(Beginning of INPUT RECORDS)

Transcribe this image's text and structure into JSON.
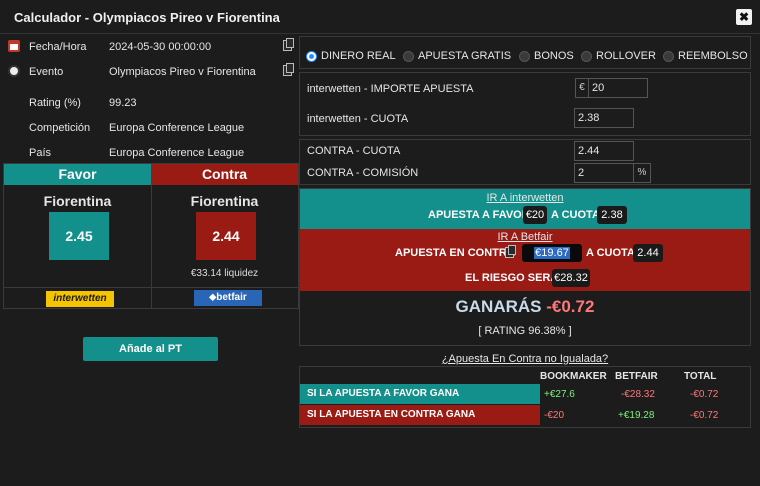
{
  "window": {
    "title": "Calculador - Olympiacos Pireo v Fiorentina",
    "close": "✖"
  },
  "info": {
    "fecha_label": "Fecha/Hora",
    "fecha_value": "2024-05-30 00:00:00",
    "evento_label": "Evento",
    "evento_value": "Olympiacos Pireo v Fiorentina",
    "rating_label": "Rating (%)",
    "rating_value": "99.23",
    "competicion_label": "Competición",
    "competicion_value": "Europa Conference League",
    "pais_label": "País",
    "pais_value": "Europa Conference League"
  },
  "favor": {
    "header": "Favor",
    "team": "Fiorentina",
    "odds": "2.45",
    "bookmaker_logo": "interwetten"
  },
  "contra": {
    "header": "Contra",
    "team": "Fiorentina",
    "odds": "2.44",
    "liquidity": "€33.14 liquidez",
    "exchange_logo": "betfair"
  },
  "add_button": "Añade al PT",
  "modes": [
    {
      "label": "DINERO REAL",
      "selected": true
    },
    {
      "label": "APUESTA GRATIS",
      "selected": false
    },
    {
      "label": "BONOS",
      "selected": false
    },
    {
      "label": "ROLLOVER",
      "selected": false
    },
    {
      "label": "REEMBOLSO",
      "selected": false
    }
  ],
  "stake": {
    "importe_label": "interwetten - IMPORTE APUESTA",
    "currency": "€",
    "importe_value": "20",
    "cuota_label": "interwetten - CUOTA",
    "cuota_value": "2.38"
  },
  "lay": {
    "cuota_label": "CONTRA - CUOTA",
    "cuota_value": "2.44",
    "comision_label": "CONTRA - COMISIÓN",
    "comision_value": "2",
    "comision_unit": "%"
  },
  "summary": {
    "ir_bookmaker": "IR A interwetten",
    "apuesta_favor_label": "APUESTA A FAVOR",
    "apuesta_favor_value": "€20",
    "a_cuota_label": "A CUOTA",
    "favor_cuota": "2.38",
    "ir_exchange": "IR A Betfair",
    "apuesta_contra_label": "APUESTA EN CONTRA",
    "apuesta_contra_value": "€19.67",
    "contra_cuota": "2.44",
    "riesgo_label": "EL RIESGO SERÁ",
    "riesgo_value": "€28.32",
    "ganaras_label": "GANARÁS",
    "ganaras_value": "-€0.72",
    "rating": "[ RATING 96.38% ]"
  },
  "unmatched_link": "¿Apuesta En Contra no Igualada?",
  "outcomes": {
    "headers": [
      "BOOKMAKER",
      "BETFAIR",
      "TOTAL"
    ],
    "rows": [
      {
        "label": "SI LA APUESTA A FAVOR GANA",
        "bookmaker": "+€27.6",
        "betfair": "-€28.32",
        "total": "-€0.72"
      },
      {
        "label": "SI LA APUESTA EN CONTRA GANA",
        "bookmaker": "-€20",
        "betfair": "+€19.28",
        "total": "-€0.72"
      }
    ]
  },
  "colors": {
    "teal": "#13908b",
    "red": "#9a1b14",
    "bg": "#1c1c1c"
  }
}
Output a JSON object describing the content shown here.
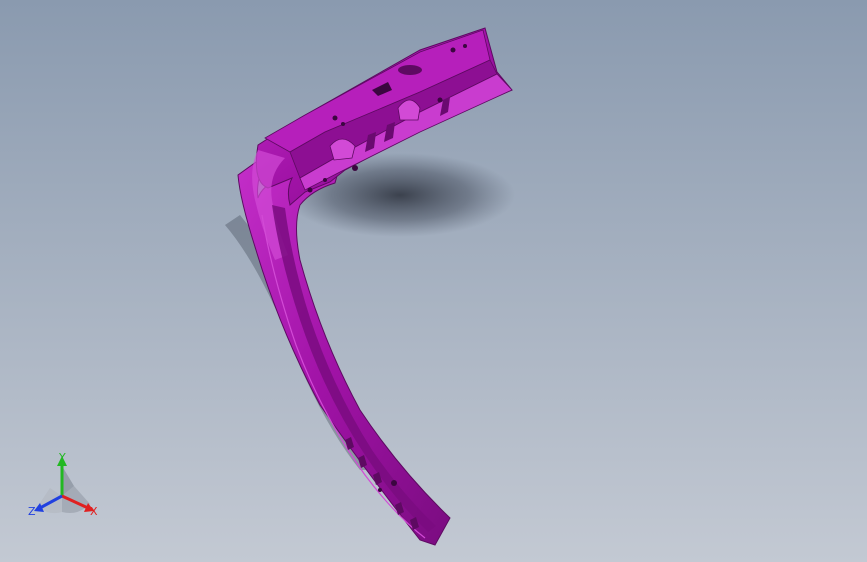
{
  "viewport": {
    "background_top": "#8a9aaf",
    "background_bottom": "#c3c9d3"
  },
  "model": {
    "part_color": "#a012a6",
    "highlight_color": "#d24ad6",
    "shadow_color": "#5e0a62"
  },
  "triad": {
    "x_label": "X",
    "y_label": "Y",
    "z_label": "Z",
    "x_color": "#e02020",
    "y_color": "#22b822",
    "z_color": "#2040e0"
  }
}
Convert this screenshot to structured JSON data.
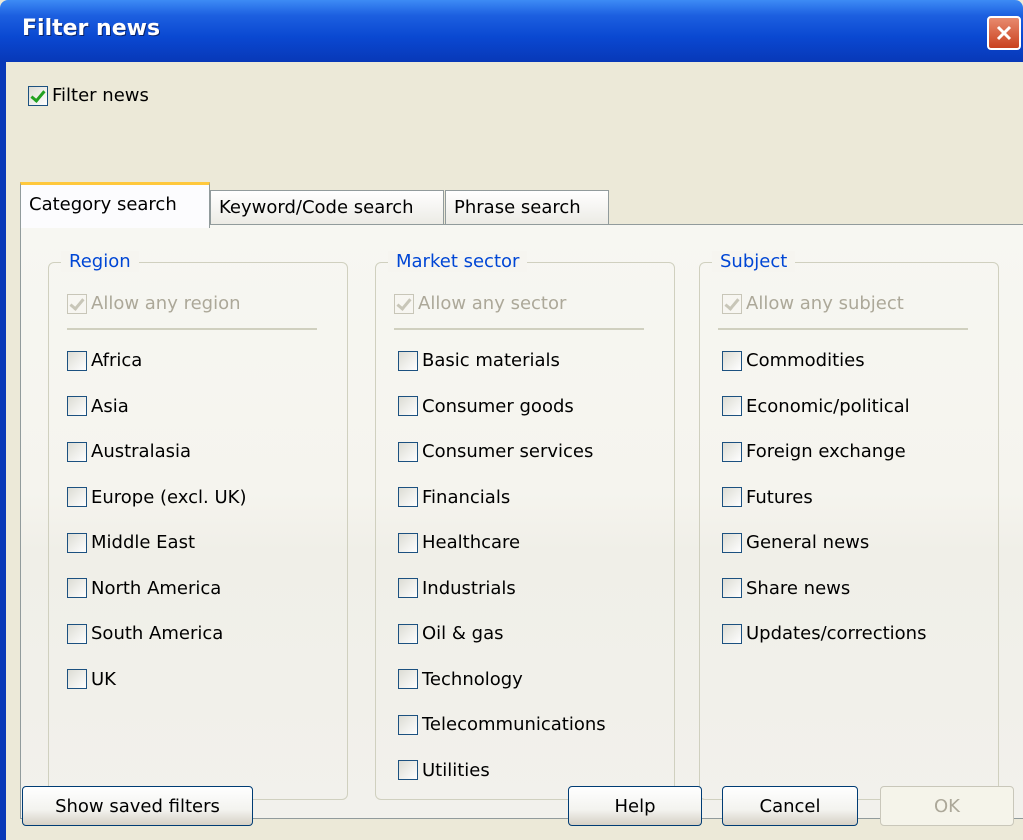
{
  "window": {
    "title": "Filter news"
  },
  "filter_toggle": {
    "label": "Filter news",
    "checked": true
  },
  "tabs": [
    {
      "label": "Category search",
      "active": true
    },
    {
      "label": "Keyword/Code search",
      "active": false
    },
    {
      "label": "Phrase search",
      "active": false
    }
  ],
  "region": {
    "title": "Region",
    "allow_label": "Allow any region",
    "items": [
      "Africa",
      "Asia",
      "Australasia",
      "Europe (excl. UK)",
      "Middle East",
      "North America",
      "South America",
      "UK"
    ]
  },
  "sector": {
    "title": "Market sector",
    "allow_label": "Allow any sector",
    "items": [
      "Basic materials",
      "Consumer goods",
      "Consumer services",
      "Financials",
      "Healthcare",
      "Industrials",
      "Oil & gas",
      "Technology",
      "Telecommunications",
      "Utilities"
    ]
  },
  "subject": {
    "title": "Subject",
    "allow_label": "Allow any subject",
    "items": [
      "Commodities",
      "Economic/political",
      "Foreign exchange",
      "Futures",
      "General news",
      "Share news",
      "Updates/corrections"
    ]
  },
  "buttons": {
    "show_saved": "Show saved filters",
    "help": "Help",
    "cancel": "Cancel",
    "ok": "OK"
  },
  "colors": {
    "accent": "#0046d5",
    "titlebar": "#0a48d1",
    "check": "#21a121"
  }
}
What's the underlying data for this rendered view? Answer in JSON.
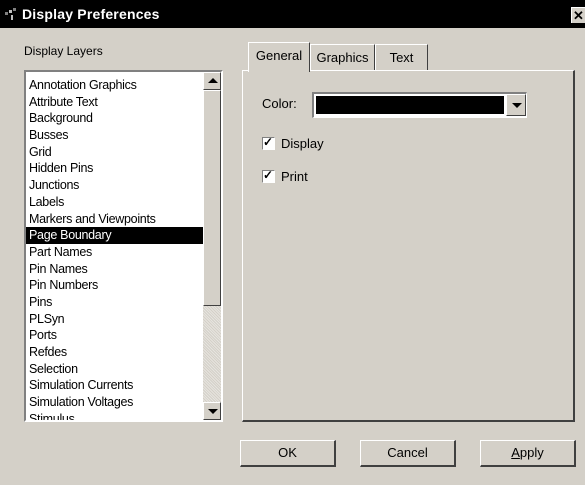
{
  "window": {
    "title": "Display Preferences",
    "icon": "window-icon",
    "close_label": "✕"
  },
  "layers": {
    "label": "Display Layers",
    "selected": "Page Boundary",
    "items": [
      "Annotation Graphics",
      "Attribute Text",
      "Background",
      "Busses",
      "Grid",
      "Hidden Pins",
      "Junctions",
      "Labels",
      "Markers and Viewpoints",
      "Page Boundary",
      "Part Names",
      "Pin Names",
      "Pin Numbers",
      "Pins",
      "PLSyn",
      "Ports",
      "Refdes",
      "Selection",
      "Simulation Currents",
      "Simulation Voltages",
      "Stimulus"
    ]
  },
  "tabs": [
    {
      "label": "General",
      "active": true
    },
    {
      "label": "Graphics",
      "active": false
    },
    {
      "label": "Text",
      "active": false
    }
  ],
  "general": {
    "color_label": "Color:",
    "color_value": "#000000",
    "display_label": "Display",
    "display_checked": true,
    "print_label": "Print",
    "print_checked": true
  },
  "buttons": {
    "ok": "OK",
    "cancel": "Cancel",
    "apply_prefix": "",
    "apply_hotkey": "A",
    "apply_rest": "pply"
  },
  "colors": {
    "face": "#d4d0c8",
    "titlebar": "#000000",
    "selection": "#000000"
  }
}
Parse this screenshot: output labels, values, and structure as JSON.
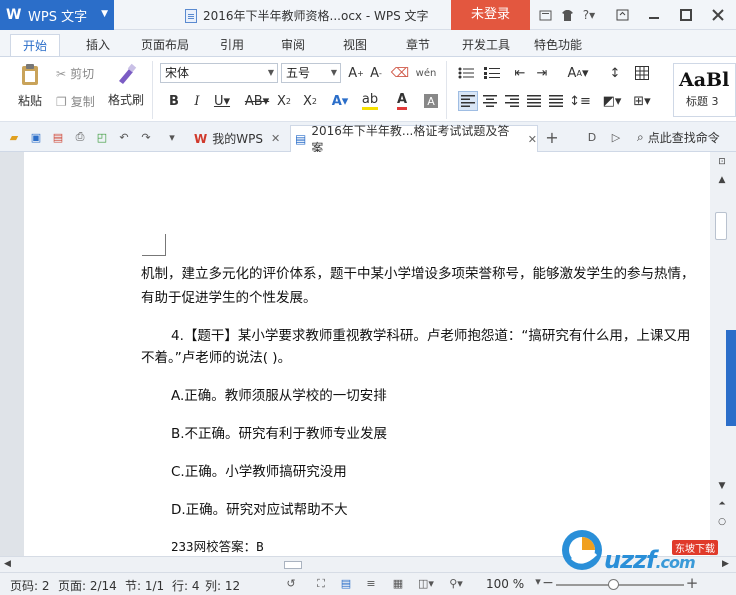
{
  "app": {
    "name": "WPS 文字",
    "logo_letter": "W"
  },
  "window": {
    "title": "2016年下半年教师资格...ocx - WPS 文字",
    "login_label": "未登录"
  },
  "menu": {
    "tabs": [
      "开始",
      "插入",
      "页面布局",
      "引用",
      "审阅",
      "视图",
      "章节",
      "开发工具",
      "特色功能"
    ],
    "active_tab": "开始"
  },
  "ribbon": {
    "paste_label": "粘贴",
    "cut_label": "剪切",
    "copy_label": "复制",
    "format_painter_label": "格式刷",
    "font_name": "宋体",
    "font_size": "五号",
    "style_preview": "AaBl",
    "style_name": "标题 3"
  },
  "quick_bar": {
    "tabs": [
      {
        "label": "我的WPS"
      },
      {
        "label": "2016年下半年教...格证考试试题及答案"
      }
    ],
    "new_tab_label": "+",
    "search_command": "点此查找命令"
  },
  "document": {
    "paragraphs": [
      "机制，建立多元化的评价体系，题干中某小学增设多项荣誉称号，能够激发学生的参与热情，",
      "有助于促进学生的个性发展。",
      "4.【题干】某小学要求教师重视教学科研。卢老师抱怨道：“搞研究有什么用，上课又用",
      "不着。”卢老师的说法(     )。",
      "A.正确。教师须服从学校的一切安排",
      "B.不正确。研究有利于教师专业发展",
      "C.正确。小学教师搞研究没用",
      "D.正确。研究对应试帮助不大",
      "233网校答案：B"
    ]
  },
  "status": {
    "page_code": "页码: 2",
    "page": "页面: 2/14",
    "section": "节: 1/1",
    "row": "行: 4",
    "column": "列: 12",
    "zoom": "100 %"
  },
  "watermark": {
    "text": "uzzf",
    "sub": ".com",
    "tag": "东坡下载"
  },
  "colors": {
    "accent": "#2b6ec9",
    "login": "#e3573f"
  }
}
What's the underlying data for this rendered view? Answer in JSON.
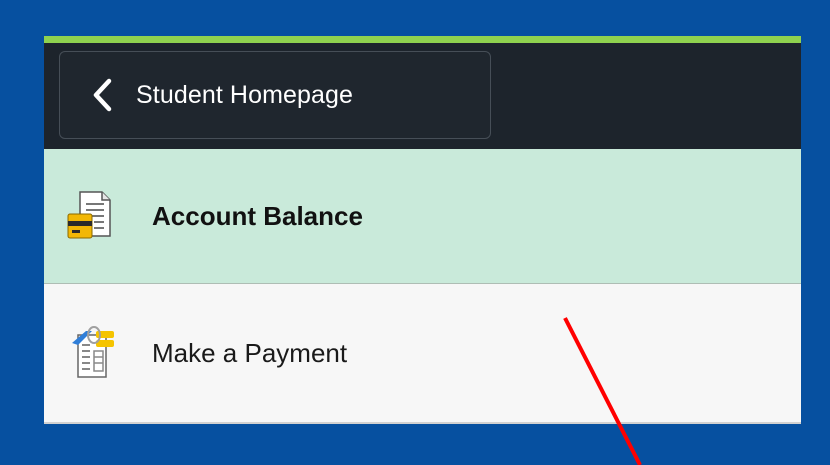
{
  "header": {
    "back_label": "Student Homepage",
    "back_icon": "chevron-left-icon"
  },
  "nav": {
    "items": [
      {
        "label": "Account Balance",
        "icon": "account-balance-icon",
        "active": true
      },
      {
        "label": "Make a Payment",
        "icon": "make-payment-icon",
        "active": false
      }
    ]
  },
  "colors": {
    "page_background": "#0650a0",
    "accent_bar": "#8fd24f",
    "header_background": "#1d242c",
    "active_item_background": "#c9eada",
    "item_background": "#f7f7f7",
    "annotation": "#ff0000"
  }
}
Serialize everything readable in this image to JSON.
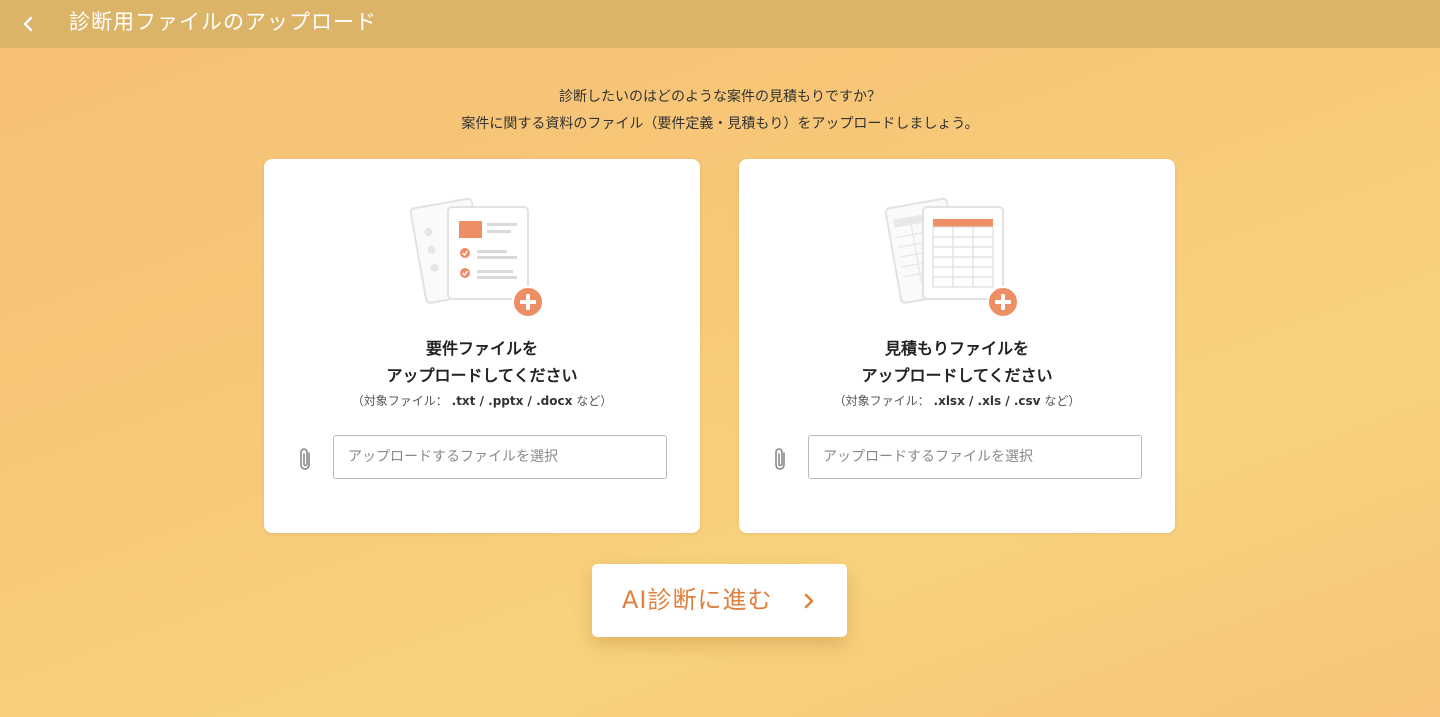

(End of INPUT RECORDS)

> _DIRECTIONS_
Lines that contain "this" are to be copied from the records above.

> _WRITTEN REPLY_
Transcribe this image's text and structure into JSON.
Convert this screenshot to structured JSON data.
What's the underlying data for this rendered view? Answer in JSON.
Parse this screenshot: output labels, values, and structure as JSON.
What's the underlying data for this rendered view? Answer in JSON.
Serialize everything readable in this image to JSON.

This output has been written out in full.